I ran over to the wall, placed a piece of tape on the wall. “Here?”

“Yeah.”

I then ran over to my place on the other wall, sticking a square of tape in the middle of the ugly viking ship oil painting my uncle gave us.

I then hustled to the table, laid down the map with the compass and taped it down, being careful to make sure North was north and South was south. “Right?”

He nodded in agreement, eye brows dropping slightly.

I drew a dot where our house was, checking his agreement, and then drew a dot where the True Value was. Again he agreed.

I stood still. Not believing what was about to happen. Everything was in place for me to finally prove, without the shadow of a doubt, that I was right. And better still, that he was wrong. My skin began to tingle. The hair on the back of my neck stood up from the electricity. My father sat looking up at me. He was growing darker and darker. He picked up the paper. Sweat spots grew where he held it. “Go to the damn store”, he said in a quiet, deliberate, final voice. “Don’t push me, boy.”

I looked into his eyes. I have always heard the expression “like a cornered animal”, but never quite understood what it meant. But in that moment, I knew exactly what it was. My father sat looking at me not as his piss ant sixteen year old son, but as a challenger to everything he had ever been, to everything he was and to everything he still wanted to be. And he had never been defeated in a direct challenge. Never.

I stood still, ruler in hand. Everything was in place. Victory was mine. All I had to do was to connect the dots.

My father and I were silent, looking each other, eye to eye.

I couldn’t bring myself to move the hand that held the ruler.

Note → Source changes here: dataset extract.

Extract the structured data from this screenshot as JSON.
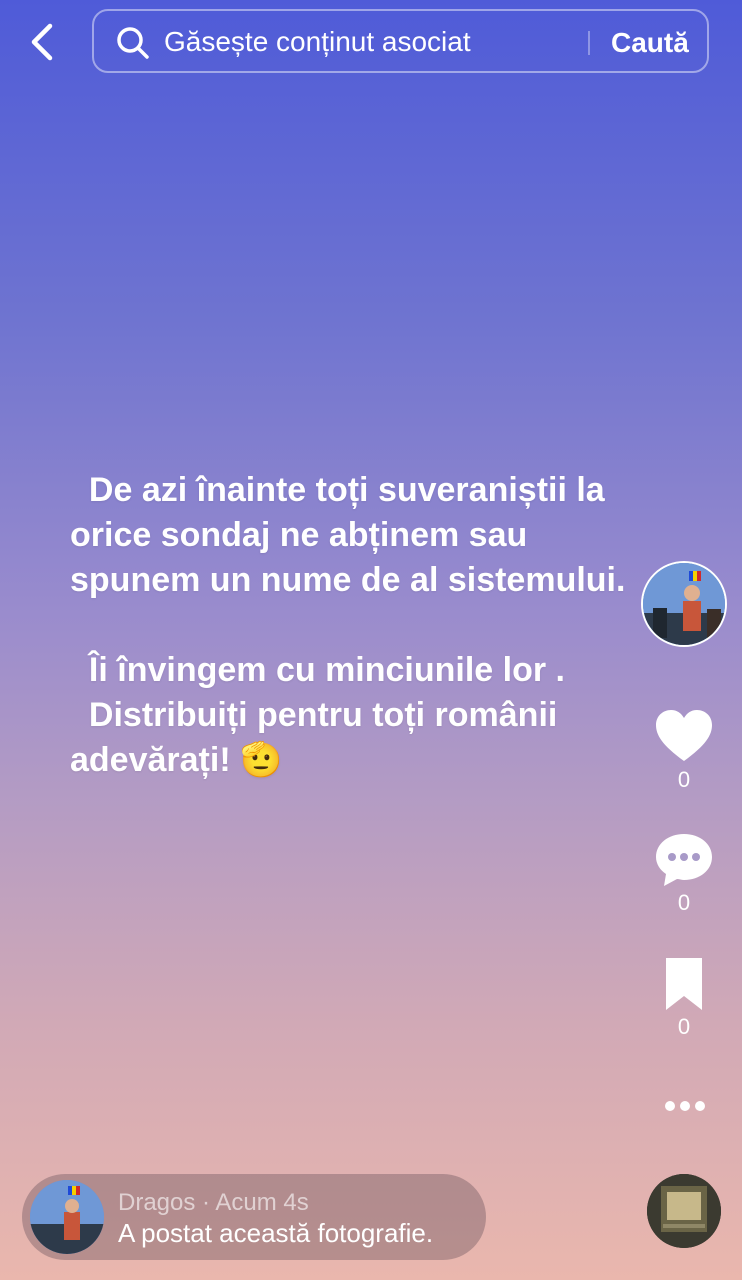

My father raised the paper, continuing to read. “Anything else?”

“No sir”. I slowly walked to the kitchen, dug a twenty from my mother’s billfold, grabbed her keys and left. Instead of taking a right on Loop Rd., I took a left. I don’t know why. I guess I just wanted to go a different way this time.

A couple of weeks later, my father repeated his Saturday ritual. I got up, he was sitting at the table, reading the paper, sipping on prune juice. Without looking, he said, “Go to the True Value and pick up some galvanized ten penny nails. Get money from your momma.” His hand raised and pointed to a place on the wall. I followed his finger. It was pointed directly at my piece of tape, still sticking to the wall. Right in the middle of the Viking ship.

http://www.wfaa.com/news/local/dallas/Verdict-reached-in-civil-rights-trial-of-JFK-conspiracy-theorist-262923931.html